Hygienic toilets with uninterrupted power is needed
When Padma, a telephone operator, looks back on her pregnancy, it is her company's supportive role that she can recall promptly. Be it granting permission for monthly check-ups, allocating an exclusive space for breastfeeding her infant or identifying a room for her to lie down during spells of dizziness, the organisation had made suitable modifications in the workplace to enhance her comfort. “Such sensitivity from the organisation has only spurred me to increase my productivity and improve my performance, so much so that any extra effort from my side is done cheerfully,” she notes.
International Women's Day is a premise for celebrations in workplaces that have a substantial women populace. But if the spirit of the day is to be embodied over the year, introducing suitable modifications in the working environment that are inclusive of women's needs would be the answer to improving health of women employees.
Sanitation is a primary issue for many working women with a dire need for separate toilets that are hygienic, clean, have adequate lighting, ventilation and uninterrupted water supply. “Many women and girls shy away from using toilets at organisations and institutions citing lack of hygiene. This does not brood well as women are more vulnerable to urinary tract infections,” says Deepa Mukhundan, consultant obstetrician and gynaecologist, ABC Hospital.

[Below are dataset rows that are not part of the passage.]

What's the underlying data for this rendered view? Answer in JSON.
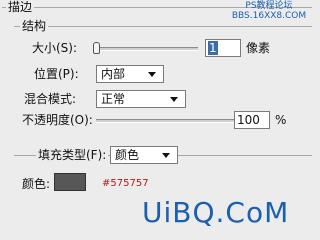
{
  "dialog": {
    "section_title": "描边",
    "structure": {
      "group_label": "结构",
      "size": {
        "label": "大小(S):",
        "value": "1",
        "unit": "像素",
        "slider_fraction": 0.0
      },
      "position": {
        "label": "位置(P):",
        "value": "内部"
      },
      "blend_mode": {
        "label": "混合模式:",
        "value": "正常"
      },
      "opacity": {
        "label": "不透明度(O):",
        "value": "100",
        "unit": "%",
        "slider_fraction": 1.0
      }
    },
    "fill": {
      "type_label": "填充类型(F):",
      "type_value": "颜色",
      "color_label": "颜色:",
      "color_hex": "#575757",
      "color_value_text": "#575757"
    }
  },
  "watermarks": {
    "top": "PS教程论坛\nBBS.16XX8.COM",
    "bottom": "UiBQ.CoM"
  },
  "colors": {
    "watermark_blue": "#1a5fb0",
    "hex_text_red": "#b0201a",
    "selection_blue": "#3a6ea5"
  }
}
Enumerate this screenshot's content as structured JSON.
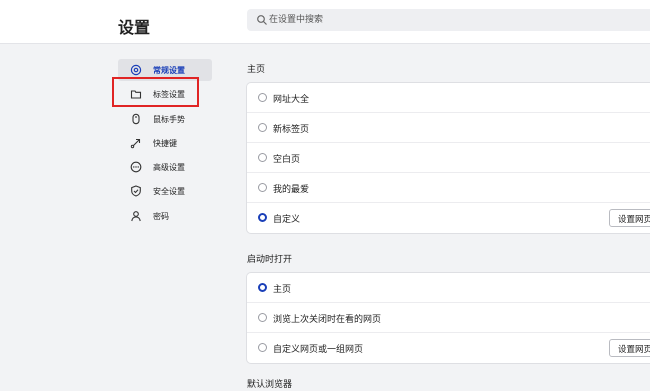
{
  "header": {
    "title": "设置",
    "search_placeholder": "在设置中搜索"
  },
  "sidebar": {
    "items": [
      {
        "label": "常规设置",
        "icon": "general-settings-icon",
        "active": true
      },
      {
        "label": "标签设置",
        "icon": "tab-icon",
        "active": false
      },
      {
        "label": "鼠标手势",
        "icon": "mouse-icon",
        "active": false
      },
      {
        "label": "快捷键",
        "icon": "shortcut-arrow-icon",
        "active": false
      },
      {
        "label": "高级设置",
        "icon": "more-icon",
        "active": false
      },
      {
        "label": "安全设置",
        "icon": "shield-icon",
        "active": false
      },
      {
        "label": "密码",
        "icon": "user-icon",
        "active": false
      }
    ]
  },
  "sections": {
    "homepage": {
      "title": "主页",
      "options": [
        {
          "label": "网址大全",
          "checked": false
        },
        {
          "label": "新标签页",
          "checked": false
        },
        {
          "label": "空白页",
          "checked": false
        },
        {
          "label": "我的最爱",
          "checked": false
        },
        {
          "label": "自定义",
          "checked": true,
          "button": "设置网页"
        }
      ]
    },
    "startup": {
      "title": "启动时打开",
      "options": [
        {
          "label": "主页",
          "checked": true
        },
        {
          "label": "浏览上次关闭时在看的网页",
          "checked": false
        },
        {
          "label": "自定义网页或一组网页",
          "checked": false,
          "button": "设置网页"
        }
      ]
    },
    "default_browser": {
      "title": "默认浏览器"
    }
  },
  "colors": {
    "accent": "#1a3fb8",
    "highlight_box": "#e02424",
    "background": "#f2f3f5"
  }
}
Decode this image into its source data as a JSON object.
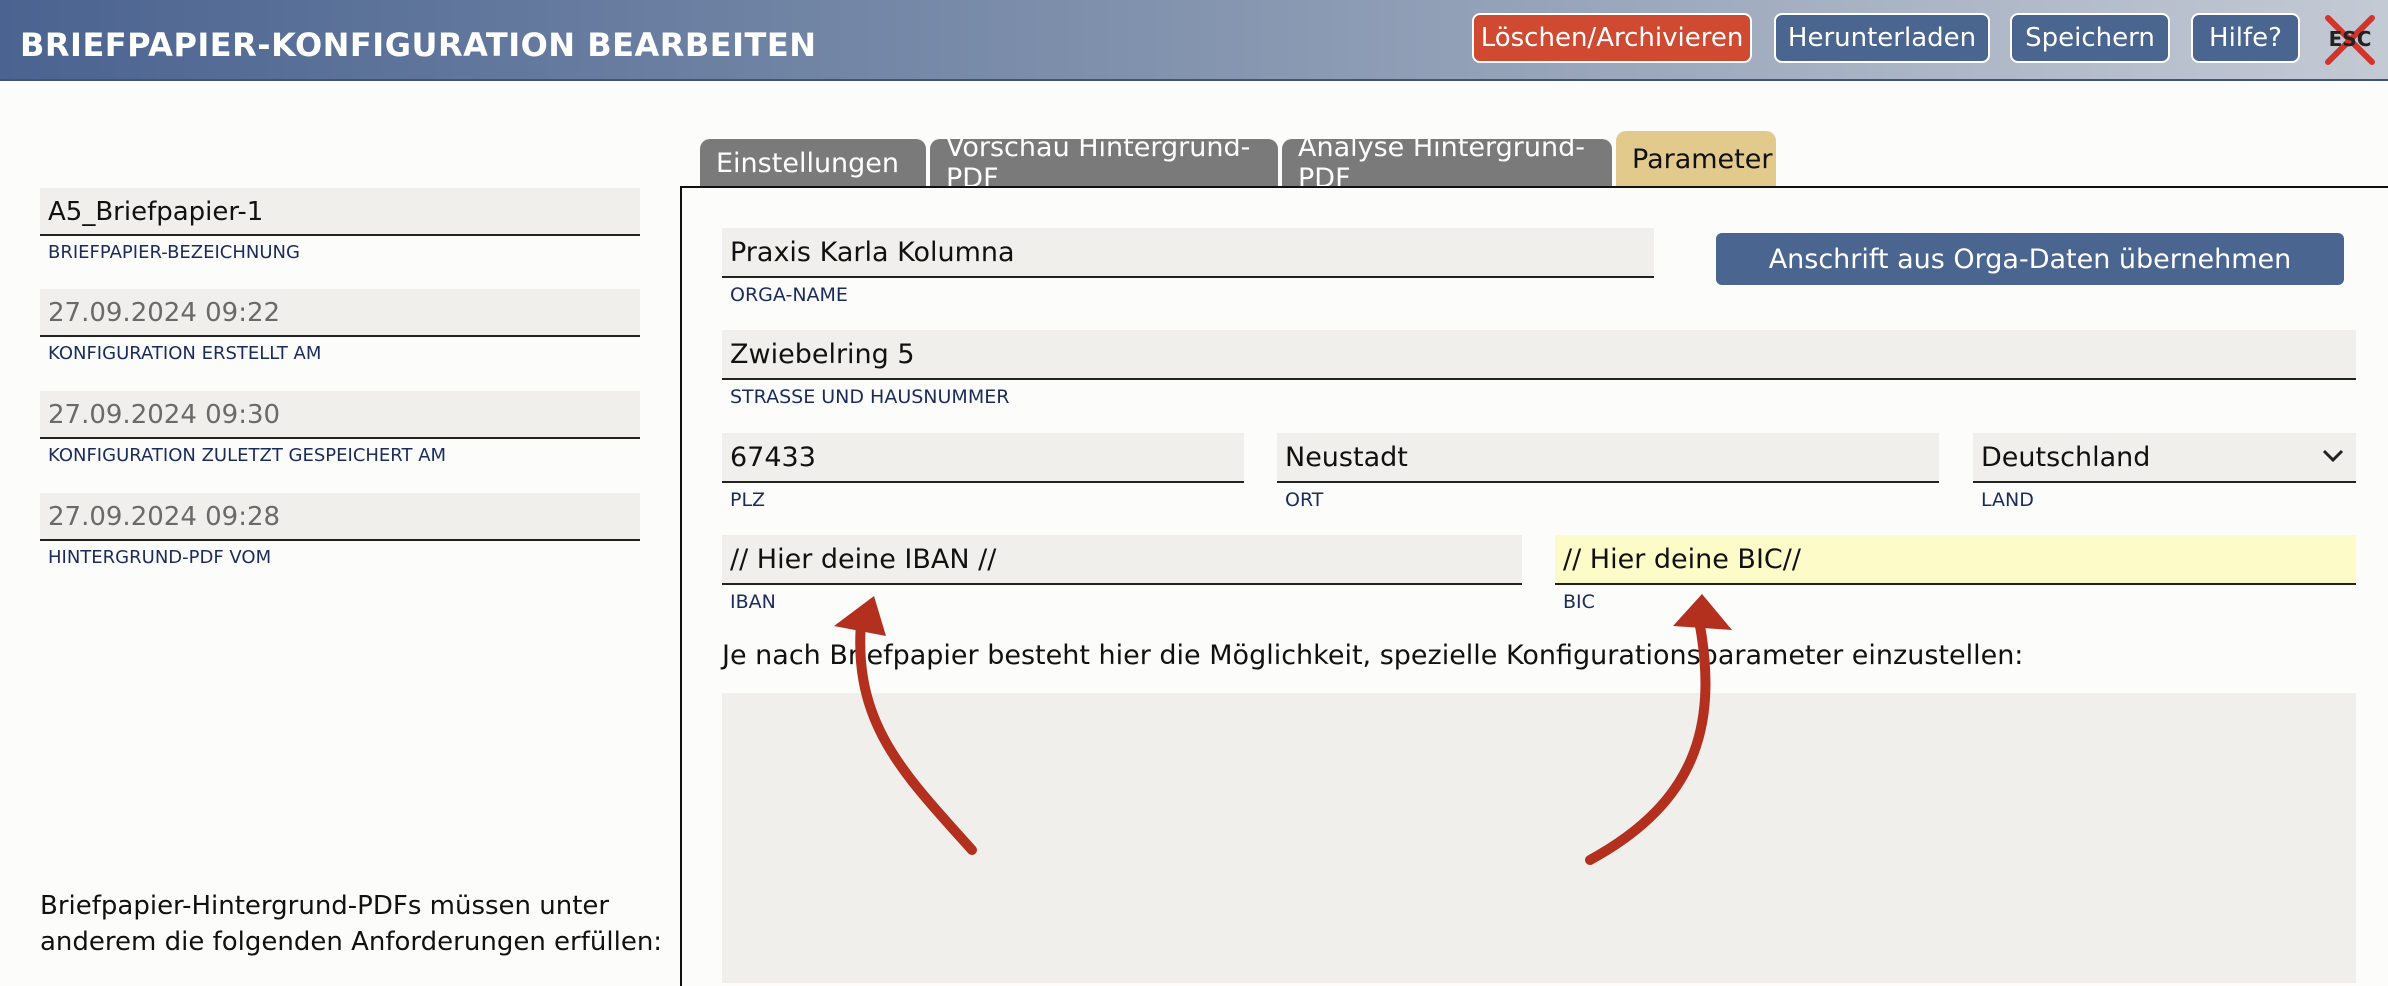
{
  "header": {
    "title": "BRIEFPAPIER-KONFIGURATION BEARBEITEN",
    "buttons": {
      "delete": "Löschen/Archivieren",
      "download": "Herunterladen",
      "save": "Speichern",
      "help": "Hilfe?",
      "esc": "ESC"
    }
  },
  "left": {
    "fields": [
      {
        "value": "A5_Briefpapier-1",
        "label": "BRIEFPAPIER-BEZEICHNUNG"
      },
      {
        "value": "27.09.2024 09:22",
        "label": "KONFIGURATION ERSTELLT AM"
      },
      {
        "value": "27.09.2024 09:30",
        "label": "KONFIGURATION ZULETZT GESPEICHERT AM"
      },
      {
        "value": "27.09.2024 09:28",
        "label": "HINTERGRUND-PDF VOM"
      }
    ],
    "requirements_line1": "Briefpapier-Hintergrund-PDFs müssen unter",
    "requirements_line2": "anderem die folgenden Anforderungen erfüllen:"
  },
  "tabs": {
    "settings": "Einstellungen",
    "preview": "Vorschau Hintergrund-PDF",
    "analysis": "Analyse Hintergrund-PDF",
    "parameters": "Parameter"
  },
  "form": {
    "orga_name": {
      "value": "Praxis Karla Kolumna",
      "label": "ORGA-NAME"
    },
    "orga_button": "Anschrift aus Orga-Daten übernehmen",
    "street": {
      "value": "Zwiebelring 5",
      "label": "STRASSE UND HAUSNUMMER"
    },
    "zip": {
      "value": "67433",
      "label": "PLZ"
    },
    "city": {
      "value": "Neustadt",
      "label": "ORT"
    },
    "country": {
      "value": "Deutschland",
      "label": "LAND"
    },
    "iban": {
      "value": "// Hier deine IBAN //",
      "label": "IBAN"
    },
    "bic": {
      "value": "// Hier deine BIC//",
      "label": "BIC"
    },
    "info": "Je nach Briefpapier besteht hier die Möglichkeit, spezielle Konfigurationsparameter einzustellen:"
  },
  "colors": {
    "header_start": "#4a6390",
    "button_blue": "#4a6590",
    "button_danger": "#d04a32",
    "active_tab": "#e2c98c",
    "highlight_yellow": "#fdfbc8",
    "annotation_arrow": "#b3301e"
  }
}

Colleges and workplaces are just beginning to take the initiative to set up vending machines and incinerators to make availability and disposal of sanitary napkins easy for women. An in-house medical centre or proximate access to a doctor or nurse can provide a panacea for women-related complaints.
Ergonomic furniture with back support can minimise orthopaedic complaints like spondylitis and back pain. Women confined to desk jobs are vulnerable to turn obese and suffer from related lifestyle complaints like hypertension and diabetes.
With working women unable to spare time for physical activity, a recreational area to workout , play a game or indulge in any form of physical activity for 15 minutes can provide beneficial in the long run, suggest medicos.
“Workplaces need to address post-partum depression as the time after pregnancy is the most stressful for a woman juggling childcare, domestic duties and work,” says Dr.Deepa. “Many women are compelled to quit their jobs as they are unable to care for children in the absence of facilities at workplaces.” A childcare unit with a caretaker on the premises where mothers can leave their infants can reduce mental stress for mothers. Even allocating a space for mothers to breastfeed infants can mutually benefit mother and child.
With most women reserving the three to six month maternity leave period for postnatal care, pregnancy is the time when sensitive workplace policies can come to the fore. Flexible working hours, permission for monthly medical check-ups, a place to retire during spells of illness can go a long way in making the nine month period comfortable.
Sensitivity on part of employers and colleagues to relieve women to satisfy hunger pangs or visit the restroom, both frequent during pregnancy, can also help.
Regular healthcare check-ups, screening for cervical and breast cancer and awareness programmes are also necessary.